A Modern Marvel
Modern, minimalist style is ostensibly simple—white walls, bare floors, sparse furnishings—but achieving this kind of perfection is much more difficult than it seems. Then again, Mikhail Dantes has an unfair advantage over most homeowners.
As founder of D+D Interiors and co-owner of Town at the Denver Design District, Dantes has been creating sophisticated, welcoming interiors for his clients for more than 20 years. He knows what works and how rooms are lived in, so when it came to designing, building and furnishing his own home, he knew exactly what he wanted —and where to get it. “I do have a good pool of pretty things to pull from,” he laughs.
Dantes had another thing going for him: He was working with architect Scott Parker of Nest Architectural Design, whom he has known for decades and with whom he has worked on many a project. Their collaboration on this home was wonderfully seamless—as is the end result—because of Dantes’ unwavering vision. “When Mikhail first came to me and said that he wanted to build a house, he already knew what he was going to do. He had a sketch of the home ready, and I’m pretty sure he had furniture laid out,” Parker says. “I just had to help him make it happen.”
Dantes modeled his home’s footprint off of the sprawling 1950s ranch that previously stood on the property, retaining a few elements such as the below-grade garage and wood-burning fireplace, but then extending the home to include a spacious master suite. To make the best use of the property, he oriented the home to open up to the backyard and positioned the addition to serve as a privacy screen from the nearby bustling boulevard.
Although the exterior of the 3,500-square-foot home is clad in hard cementitious stucco, the interior is a fluid space. Rectangular volumes of various heights and widths provide an experience of “compression and release,” inspired by the spatial play of Frank Lloyd Wright’s designs. Transitional spaces, such as the gallery that leads to the master suite, feature ceilings at more standard heights, while most living spaces open up with ceilings soaring from 13 feet to nearly 17 feet high.
Dantes and Parker exaggerated that spaciousness by installing ceiling-height doorways leading off from the dining room, a central space in the home. The doorways are lined with thick, seamless planks of ebonized oak and their dimensions are narrower than standard doorways to make them look even taller. Windows sit just below the ceilings in the living room and family room, which flank the dining room, allowing natural light to flood the home and amplify its volume.
“We built the house with this axial symmetry that runs through it,” Parker says. “The four interior doors off of the dining room are aligned, and then the windows in the family room follow suit.

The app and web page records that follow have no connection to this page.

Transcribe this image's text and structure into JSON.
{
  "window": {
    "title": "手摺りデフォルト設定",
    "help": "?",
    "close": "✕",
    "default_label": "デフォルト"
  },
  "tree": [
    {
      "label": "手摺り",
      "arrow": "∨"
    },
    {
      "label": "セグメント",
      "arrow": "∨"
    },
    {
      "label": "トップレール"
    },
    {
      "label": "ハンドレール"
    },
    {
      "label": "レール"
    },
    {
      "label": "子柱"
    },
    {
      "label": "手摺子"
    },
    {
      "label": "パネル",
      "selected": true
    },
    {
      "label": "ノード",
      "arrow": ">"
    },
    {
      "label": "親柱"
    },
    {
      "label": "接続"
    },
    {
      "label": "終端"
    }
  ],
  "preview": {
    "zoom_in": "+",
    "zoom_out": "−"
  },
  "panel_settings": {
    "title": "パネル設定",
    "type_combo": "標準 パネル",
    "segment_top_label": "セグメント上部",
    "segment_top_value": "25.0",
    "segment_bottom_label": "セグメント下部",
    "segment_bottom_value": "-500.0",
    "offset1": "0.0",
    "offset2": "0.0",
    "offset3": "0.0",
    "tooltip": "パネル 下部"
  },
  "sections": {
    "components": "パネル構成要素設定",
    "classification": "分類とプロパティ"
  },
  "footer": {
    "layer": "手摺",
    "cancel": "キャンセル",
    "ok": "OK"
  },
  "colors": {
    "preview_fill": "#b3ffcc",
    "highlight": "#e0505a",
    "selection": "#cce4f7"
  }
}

There’s a lot of that mirroring, that looking back and forth, to give the different sections of the house a relationship.”
To complement the home’s architectural symmetry and ensure a consistent tone from room to room, Dantes furnished the spaces with a mostly monochromatic mix of vintage pieces from the 1960s and ‘70s, along with several contemporary items culled from his showrooms. “All of my furniture is very low, which accentuates the high ceilings,” he says. “It’s a lot of white on white, with a bit of gray thrown in. I don’t use very much pattern or color because I get tired of it. I never get tired of white.”
This is a man who knows what he likes, and who gets it right the first time. Dantes didn’t deviate much from the original sketch that he brought to his meeting with Parker, and the home is just as he’d imagined. “After I did my little floor plan, I saw my house done,” he says. “Then with Scott being as talented as he is, he made it a hundred times better.”
Nest Architectural Design